Lean has hit the mainstream — sort of.
In a report issued earlier this year, Boston-based technology consultancy AberdeenGroup wrote that fewer than one in five manufacturing enterprises (18 percent) have fully embraced and implemented Lean Manufacturing principles. Nevertheless, 90 percent of the manufacturing executives surveyed said that their enterprises are committed to Lean and pursuing the well-documented benefits that Lean can yield, according to "The Lean Benchmark Report."
But with Lean becoming widely accepted — if not yet widely adopted — in both discrete and process industries, the question arises, "Is Lean Manufacturing good enough anymore?" If your competitors are all reading the same business books and attending the same conference sessions explaining how to do Lean on the plant floor, will just doing Lean within the "four walls" of your enterprise still give you a competitive advantage? Or is it merely the cost of entry into the market these days?
The time is right, it seems, to take Lean outside your company. It's time for Lean Supply Chain.
Necessary, But Not Sufficient

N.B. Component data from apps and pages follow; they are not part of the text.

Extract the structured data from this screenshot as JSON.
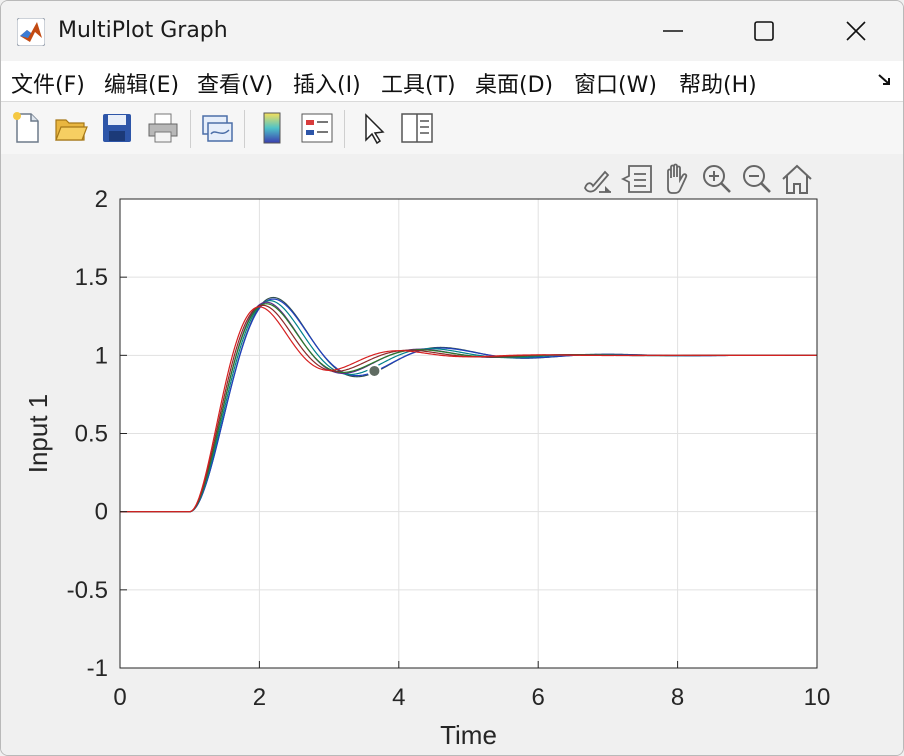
{
  "window": {
    "title": "MultiPlot Graph"
  },
  "menu": {
    "items": [
      "文件(F)",
      "编辑(E)",
      "查看(V)",
      "插入(I)",
      "工具(T)",
      "桌面(D)",
      "窗口(W)",
      "帮助(H)"
    ],
    "overflow_icon": "overflow-arrow-icon"
  },
  "toolbar": {
    "icons": [
      "new-figure-icon",
      "open-file-icon",
      "save-icon",
      "print-icon",
      "link-plot-icon",
      "insert-colorbar-icon",
      "insert-legend-icon",
      "edit-plot-arrow-icon",
      "property-inspector-icon"
    ]
  },
  "axes_toolbar": {
    "icons": [
      "brush-data-icon",
      "data-tips-icon",
      "pan-hand-icon",
      "zoom-in-icon",
      "zoom-out-icon",
      "restore-view-home-icon"
    ]
  },
  "chart_data": {
    "type": "line",
    "title": "",
    "xlabel": "Time",
    "ylabel": "Input 1",
    "xlim": [
      0,
      10
    ],
    "ylim": [
      -1,
      2
    ],
    "xticks": [
      0,
      2,
      4,
      6,
      8,
      10
    ],
    "xtick_labels": [
      "0",
      "2",
      "4",
      "6",
      "8",
      "10"
    ],
    "yticks": [
      -1,
      -0.5,
      0,
      0.5,
      1,
      1.5,
      2
    ],
    "ytick_labels": [
      "-1",
      "-0.5",
      "0",
      "0.5",
      "1",
      "1.5",
      "2"
    ],
    "grid": true,
    "step_time": 1.0,
    "final_value": 1.0,
    "series": [
      {
        "color": "#2f4f4f",
        "overshoot_peak": 1.37,
        "peak_time": 2.2
      },
      {
        "color": "#1f3fbf",
        "overshoot_peak": 1.36,
        "peak_time": 2.2
      },
      {
        "color": "#00808a",
        "overshoot_peak": 1.35,
        "peak_time": 2.15
      },
      {
        "color": "#5a2a8a",
        "overshoot_peak": 1.34,
        "peak_time": 2.1
      },
      {
        "color": "#2a7a2a",
        "overshoot_peak": 1.33,
        "peak_time": 2.1
      },
      {
        "color": "#8b2a2a",
        "overshoot_peak": 1.32,
        "peak_time": 2.05
      },
      {
        "color": "#d62020",
        "overshoot_peak": 1.31,
        "peak_time": 2.0
      }
    ],
    "marker": {
      "x": 3.65,
      "y": 0.9,
      "color": "#5f6b62"
    }
  }
}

Of course, Lean Manufacturing has continued to prove its value over the years. For example, a study released in April by Manufacturing Insights, an advisory firm headquartered in Framingham, Mass., showed that companies with high levels of maturity in their Lean initiatives (as well as their Six Sigma programs) are achieving significant benefits and competitive advantage. "Lean companies are growing revenue more rapidly, at higher profit margins and with more productive asset usage," write Bob Parker and Jay Holman, authors of the report, "Lean Six Sigma, 1Q06 Update: Lean Continues to Show High Performance."
The Manufacturing Insights report included a case study that showed how DuPont was combining Lean with Six Sigma and the Supply Chain Council's Supply Chain Operating Reference (SCOR) model to sustain momentum in its productivity improvement. In fact, Lean has always been about the supply chain to some extent. In the 1980s, when the U.S. automotive sector began implementing just-in-time production based on Lean principles derived from the Toyota Production System, a major focus was "pulling" parts and assemblies onto the production line just at the moment they were needed. Building a smooth flow of material along a streamlined value chain to eliminate waste necessarily involved suppliers, who were expected to support the OEMs' Kanban replenishment initiatives.
But the focus in the automotive industry's Lean initiatives remained on optimizing within the OEM's plant. Stephanie Miles, who is vice president for commercial services at global trade management solutions provider Management Dynamics (East Rutherford, N.J.), offers a simple explanation for why this kind of internally focused Lean is necessary but no longer sufficient to compete in today's "supply chain vs. supply chain" market. "Lean can help you optimize and save five minutes out of the manufacturing process, but if it gets lost in the supply chain, you might lose five days in the delivery cycle time," says Miles. In other words, all the Lean Manufacturing in the world won't save you if you don't have your value chain in order downstream to your customer and back upstream from your suppliers. If your suppliers are holding excess inventory on a just-in-case basis to ensure that they can meet your just-in-time mandate, the cost of holding that inventory ultimately is going to get factored into the total supply chain cost for the finished product.
What Is Lean Supply Chain?
One of the challenges in discussing Lean Supply Chain is coming to an understanding of what exactly that phrase means. The problem is that while Lean Manufacturing has been fairly well defined as a strategy for eliminating waste through continuous improvement programs, Lean Supply Chain still means different things to different people, depending on their rank and role in the supply chain, according to Gary Latham, an APICS-certified, 20-year veteran of the automotive and transportation industries. Latham currently is director of industry marketing in the Automotive Group at WhereNet (Madison Heights, Mich.), a provider of radio frequency identification (RFID) and real-time location systems for tracking and tracing assets in the supply chain.